YOUR TASK. Retype the full set of records. Keep every character identical.

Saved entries
[Start of section]

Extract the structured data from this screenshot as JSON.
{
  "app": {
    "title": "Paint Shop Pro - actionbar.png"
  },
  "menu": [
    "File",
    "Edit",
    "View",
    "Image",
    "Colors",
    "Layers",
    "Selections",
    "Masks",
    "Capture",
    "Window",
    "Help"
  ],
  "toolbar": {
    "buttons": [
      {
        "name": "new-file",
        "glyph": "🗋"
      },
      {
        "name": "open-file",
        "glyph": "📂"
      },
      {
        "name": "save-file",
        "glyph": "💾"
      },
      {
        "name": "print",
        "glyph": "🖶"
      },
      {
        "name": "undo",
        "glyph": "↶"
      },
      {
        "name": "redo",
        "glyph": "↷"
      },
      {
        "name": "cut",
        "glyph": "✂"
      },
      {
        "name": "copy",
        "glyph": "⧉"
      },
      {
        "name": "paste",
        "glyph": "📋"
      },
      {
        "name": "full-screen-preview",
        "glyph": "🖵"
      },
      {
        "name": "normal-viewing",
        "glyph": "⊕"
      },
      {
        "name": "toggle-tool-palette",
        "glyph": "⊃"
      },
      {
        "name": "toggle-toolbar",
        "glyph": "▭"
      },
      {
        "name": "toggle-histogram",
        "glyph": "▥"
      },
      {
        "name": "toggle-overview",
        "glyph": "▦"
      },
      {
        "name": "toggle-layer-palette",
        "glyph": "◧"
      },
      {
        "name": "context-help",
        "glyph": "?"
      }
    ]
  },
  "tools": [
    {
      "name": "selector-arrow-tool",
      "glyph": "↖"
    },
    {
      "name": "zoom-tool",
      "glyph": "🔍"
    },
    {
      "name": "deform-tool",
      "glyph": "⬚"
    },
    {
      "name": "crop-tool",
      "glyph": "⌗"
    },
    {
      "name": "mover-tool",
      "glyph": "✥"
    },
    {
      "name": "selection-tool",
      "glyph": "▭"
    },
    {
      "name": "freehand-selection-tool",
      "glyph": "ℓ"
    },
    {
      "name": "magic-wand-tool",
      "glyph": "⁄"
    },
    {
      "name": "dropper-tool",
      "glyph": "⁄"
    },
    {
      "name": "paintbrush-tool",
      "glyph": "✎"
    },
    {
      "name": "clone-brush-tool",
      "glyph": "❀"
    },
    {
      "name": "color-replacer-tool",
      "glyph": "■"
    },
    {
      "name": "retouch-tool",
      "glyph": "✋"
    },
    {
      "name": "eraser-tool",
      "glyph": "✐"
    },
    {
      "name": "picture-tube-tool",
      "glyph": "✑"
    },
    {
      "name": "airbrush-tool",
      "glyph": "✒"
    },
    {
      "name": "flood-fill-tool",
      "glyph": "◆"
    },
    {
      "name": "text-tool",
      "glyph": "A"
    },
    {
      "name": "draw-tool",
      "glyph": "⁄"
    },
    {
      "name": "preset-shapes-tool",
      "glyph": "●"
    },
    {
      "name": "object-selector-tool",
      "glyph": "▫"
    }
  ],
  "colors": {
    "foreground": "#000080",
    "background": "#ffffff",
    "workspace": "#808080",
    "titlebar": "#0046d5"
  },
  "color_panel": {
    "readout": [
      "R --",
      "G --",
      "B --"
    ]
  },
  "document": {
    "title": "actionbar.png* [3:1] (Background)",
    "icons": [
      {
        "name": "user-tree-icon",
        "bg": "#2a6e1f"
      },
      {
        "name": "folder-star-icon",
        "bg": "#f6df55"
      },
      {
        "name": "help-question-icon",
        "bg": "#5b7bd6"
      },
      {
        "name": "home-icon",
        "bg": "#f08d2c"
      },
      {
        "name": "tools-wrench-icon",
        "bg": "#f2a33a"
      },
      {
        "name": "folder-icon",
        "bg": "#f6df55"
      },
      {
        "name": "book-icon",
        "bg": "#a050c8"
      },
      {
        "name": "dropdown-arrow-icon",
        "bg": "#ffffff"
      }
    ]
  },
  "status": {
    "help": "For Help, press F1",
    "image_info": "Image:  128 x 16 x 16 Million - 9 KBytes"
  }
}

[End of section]

ANSWER FOR THE TASK.
Extract the structured data from this screenshot as JSON.
{
  "app": {
    "title": "Paint Shop Pro - actionbar.png"
  },
  "menu": [
    "File",
    "Edit",
    "View",
    "Image",
    "Colors",
    "Layers",
    "Selections",
    "Masks",
    "Capture",
    "Window",
    "Help"
  ],
  "toolbar": {
    "buttons": [
      {
        "name": "new-file",
        "glyph": "🗋"
      },
      {
        "name": "open-file",
        "glyph": "📂"
      },
      {
        "name": "save-file",
        "glyph": "💾"
      },
      {
        "name": "print",
        "glyph": "🖶"
      },
      {
        "name": "undo",
        "glyph": "↶"
      },
      {
        "name": "redo",
        "glyph": "↷"
      },
      {
        "name": "cut",
        "glyph": "✂"
      },
      {
        "name": "copy",
        "glyph": "⧉"
      },
      {
        "name": "paste",
        "glyph": "📋"
      },
      {
        "name": "full-screen-preview",
        "glyph": "🖵"
      },
      {
        "name": "normal-viewing",
        "glyph": "⊕"
      },
      {
        "name": "toggle-tool-palette",
        "glyph": "⊃"
      },
      {
        "name": "toggle-toolbar",
        "glyph": "▭"
      },
      {
        "name": "toggle-histogram",
        "glyph": "▥"
      },
      {
        "name": "toggle-overview",
        "glyph": "▦"
      },
      {
        "name": "toggle-layer-palette",
        "glyph": "◧"
      },
      {
        "name": "context-help",
        "glyph": "?"
      }
    ]
  },
  "tools": [
    {
      "name": "selector-arrow-tool",
      "glyph": "↖"
    },
    {
      "name": "zoom-tool",
      "glyph": "🔍"
    },
    {
      "name": "deform-tool",
      "glyph": "⬚"
    },
    {
      "name": "crop-tool",
      "glyph": "⌗"
    },
    {
      "name": "mover-tool",
      "glyph": "✥"
    },
    {
      "name": "selection-tool",
      "glyph": "▭"
    },
    {
      "name": "freehand-selection-tool",
      "glyph": "ℓ"
    },
    {
      "name": "magic-wand-tool",
      "glyph": "⁄"
    },
    {
      "name": "dropper-tool",
      "glyph": "⁄"
    },
    {
      "name": "paintbrush-tool",
      "glyph": "✎"
    },
    {
      "name": "clone-brush-tool",
      "glyph": "❀"
    },
    {
      "name": "color-replacer-tool",
      "glyph": "■"
    },
    {
      "name": "retouch-tool",
      "glyph": "✋"
    },
    {
      "name": "eraser-tool",
      "glyph": "✐"
    },
    {
      "name": "picture-tube-tool",
      "glyph": "✑"
    },
    {
      "name": "airbrush-tool",
      "glyph": "✒"
    },
    {
      "name": "flood-fill-tool",
      "glyph": "◆"
    },
    {
      "name": "text-tool",
      "glyph": "A"
    },
    {
      "name": "draw-tool",
      "glyph": "⁄"
    },
    {
      "name": "preset-shapes-tool",
      "glyph": "●"
    },
    {
      "name": "object-selector-tool",
      "glyph": "▫"
    }
  ],
  "colors": {
    "foreground": "#000080",
    "background": "#ffffff",
    "workspace": "#808080",
    "titlebar": "#0046d5"
  },
  "color_panel": {
    "readout": [
      "R --",
      "G --",
      "B --"
    ]
  },
  "document": {
    "title": "actionbar.png* [3:1] (Background)",
    "icons": [
      {
        "name": "user-tree-icon",
        "bg": "#2a6e1f"
      },
      {
        "name": "folder-star-icon",
        "bg": "#f6df55"
      },
      {
        "name": "help-question-icon",
        "bg": "#5b7bd6"
      },
      {
        "name": "home-icon",
        "bg": "#f08d2c"
      },
      {
        "name": "tools-wrench-icon",
        "bg": "#f2a33a"
      },
      {
        "name": "folder-icon",
        "bg": "#f6df55"
      },
      {
        "name": "book-icon",
        "bg": "#a050c8"
      },
      {
        "name": "dropdown-arrow-icon",
        "bg": "#ffffff"
      }
    ]
  },
  "status": {
    "help": "For Help, press F1",
    "image_info": "Image:  128 x 16 x 16 Million - 9 KBytes"
  }
}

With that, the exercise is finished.